- Excerpted data:
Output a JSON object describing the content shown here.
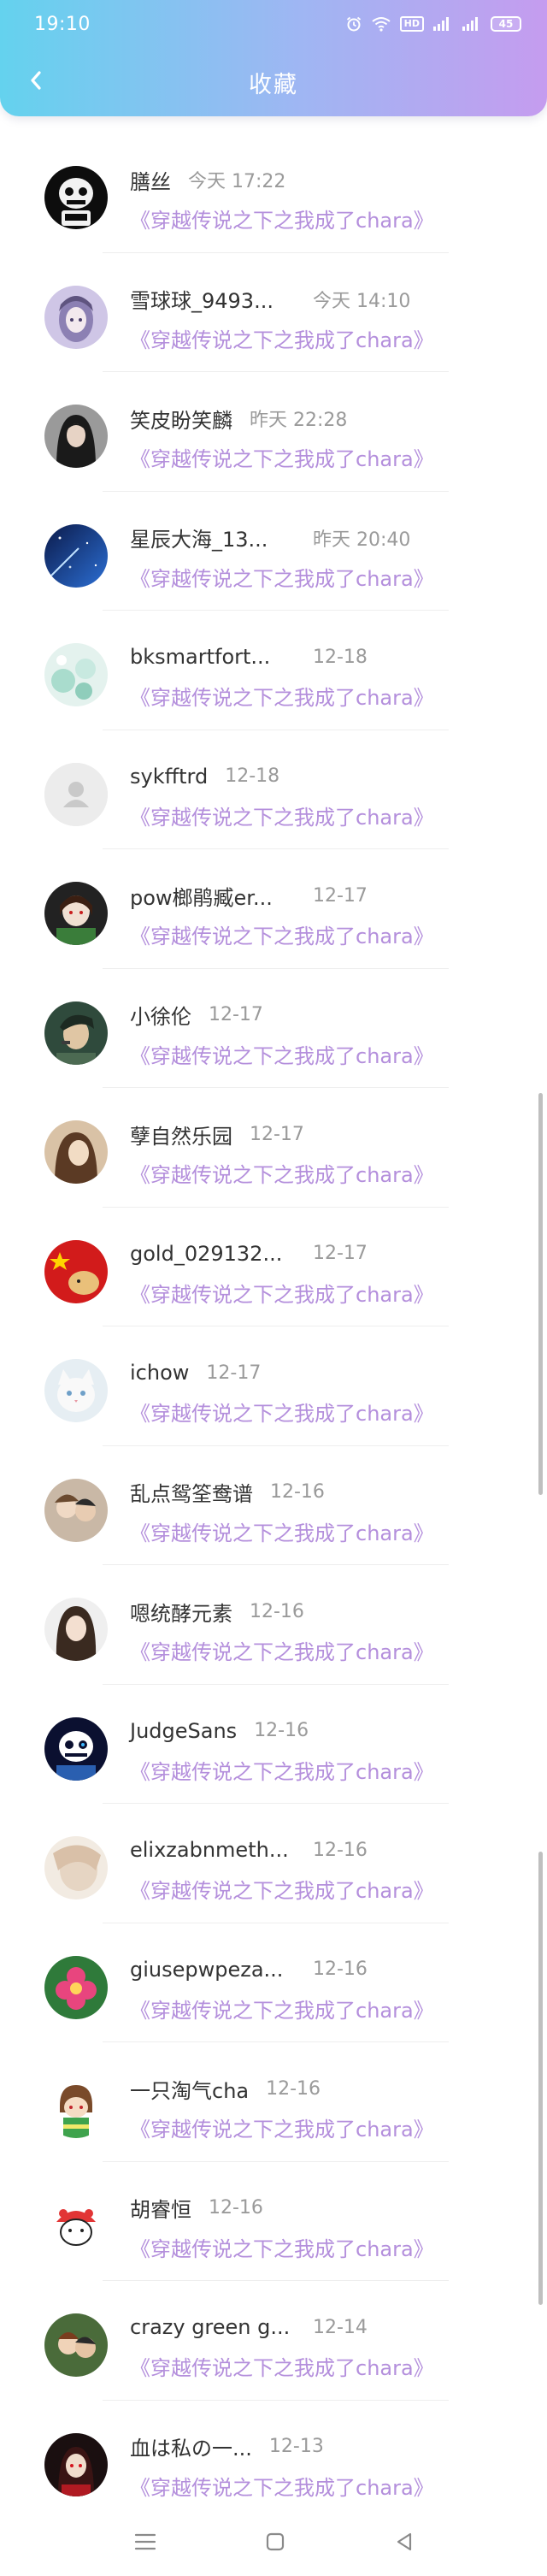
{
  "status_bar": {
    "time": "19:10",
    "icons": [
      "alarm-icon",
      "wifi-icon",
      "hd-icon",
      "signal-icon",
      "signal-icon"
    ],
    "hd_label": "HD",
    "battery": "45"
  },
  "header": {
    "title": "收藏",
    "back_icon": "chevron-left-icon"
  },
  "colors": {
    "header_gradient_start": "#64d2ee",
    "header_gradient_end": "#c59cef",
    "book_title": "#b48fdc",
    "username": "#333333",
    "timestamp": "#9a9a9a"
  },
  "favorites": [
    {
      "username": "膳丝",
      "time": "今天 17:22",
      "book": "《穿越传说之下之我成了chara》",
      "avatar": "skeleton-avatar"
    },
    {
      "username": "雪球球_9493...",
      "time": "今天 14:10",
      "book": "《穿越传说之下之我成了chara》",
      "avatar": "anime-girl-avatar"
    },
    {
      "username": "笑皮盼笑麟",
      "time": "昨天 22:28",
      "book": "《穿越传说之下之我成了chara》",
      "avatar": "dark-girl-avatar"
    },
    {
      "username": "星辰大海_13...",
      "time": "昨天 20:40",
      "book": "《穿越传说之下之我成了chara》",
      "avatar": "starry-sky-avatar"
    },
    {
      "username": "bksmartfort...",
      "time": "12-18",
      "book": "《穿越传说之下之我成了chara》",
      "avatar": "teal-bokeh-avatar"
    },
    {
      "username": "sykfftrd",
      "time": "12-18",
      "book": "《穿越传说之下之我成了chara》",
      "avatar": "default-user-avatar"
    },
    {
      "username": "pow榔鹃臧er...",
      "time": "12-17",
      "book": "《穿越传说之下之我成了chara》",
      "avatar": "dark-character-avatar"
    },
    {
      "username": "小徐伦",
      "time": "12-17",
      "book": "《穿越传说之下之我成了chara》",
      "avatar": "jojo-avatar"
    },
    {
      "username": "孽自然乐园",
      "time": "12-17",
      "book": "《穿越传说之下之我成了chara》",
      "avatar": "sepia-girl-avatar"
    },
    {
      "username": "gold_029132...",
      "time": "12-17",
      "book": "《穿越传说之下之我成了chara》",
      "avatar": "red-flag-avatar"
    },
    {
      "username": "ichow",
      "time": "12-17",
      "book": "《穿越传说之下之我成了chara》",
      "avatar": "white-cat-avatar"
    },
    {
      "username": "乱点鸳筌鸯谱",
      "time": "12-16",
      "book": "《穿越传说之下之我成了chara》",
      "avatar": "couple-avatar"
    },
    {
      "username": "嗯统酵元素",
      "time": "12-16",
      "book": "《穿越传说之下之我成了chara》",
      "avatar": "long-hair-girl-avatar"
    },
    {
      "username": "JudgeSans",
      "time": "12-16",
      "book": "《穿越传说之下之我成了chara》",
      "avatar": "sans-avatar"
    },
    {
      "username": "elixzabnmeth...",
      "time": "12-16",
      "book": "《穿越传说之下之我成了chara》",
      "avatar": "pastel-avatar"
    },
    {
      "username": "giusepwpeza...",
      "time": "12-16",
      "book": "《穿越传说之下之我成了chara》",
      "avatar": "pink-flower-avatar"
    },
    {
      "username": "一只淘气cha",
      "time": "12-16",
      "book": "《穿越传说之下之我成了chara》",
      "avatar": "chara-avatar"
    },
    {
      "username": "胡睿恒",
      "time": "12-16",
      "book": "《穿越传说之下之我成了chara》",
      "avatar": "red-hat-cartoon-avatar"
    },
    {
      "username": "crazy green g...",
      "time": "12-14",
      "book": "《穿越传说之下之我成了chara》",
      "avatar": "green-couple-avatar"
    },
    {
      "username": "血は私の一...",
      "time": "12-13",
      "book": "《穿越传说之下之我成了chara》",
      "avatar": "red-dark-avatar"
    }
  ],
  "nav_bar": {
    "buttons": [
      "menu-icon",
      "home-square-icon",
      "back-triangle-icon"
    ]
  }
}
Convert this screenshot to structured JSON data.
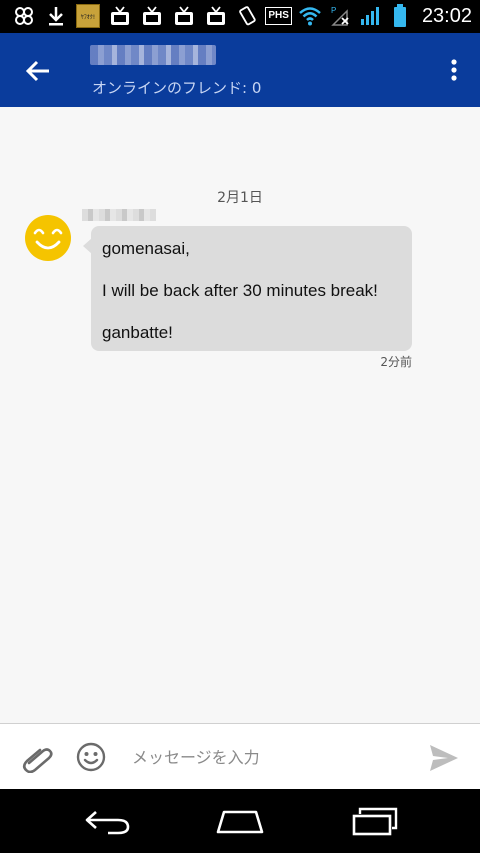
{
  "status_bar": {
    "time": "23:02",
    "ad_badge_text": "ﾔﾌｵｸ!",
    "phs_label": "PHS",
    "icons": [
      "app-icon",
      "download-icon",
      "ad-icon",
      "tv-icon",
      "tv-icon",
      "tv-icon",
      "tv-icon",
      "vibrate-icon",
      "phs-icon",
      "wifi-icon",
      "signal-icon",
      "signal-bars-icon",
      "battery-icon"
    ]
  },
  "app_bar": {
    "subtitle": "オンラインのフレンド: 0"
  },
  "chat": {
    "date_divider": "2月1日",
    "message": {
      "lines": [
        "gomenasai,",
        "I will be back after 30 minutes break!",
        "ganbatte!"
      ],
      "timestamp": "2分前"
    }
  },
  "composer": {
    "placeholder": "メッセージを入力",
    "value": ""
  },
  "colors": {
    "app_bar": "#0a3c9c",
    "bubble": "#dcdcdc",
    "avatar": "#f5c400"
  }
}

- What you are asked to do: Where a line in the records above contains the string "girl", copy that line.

- Response to this task:
      "avatar": "anime-girl-avatar"
      "avatar": "dark-girl-avatar"
      "avatar": "sepia-girl-avatar"
      "avatar": "long-hair-girl-avatar"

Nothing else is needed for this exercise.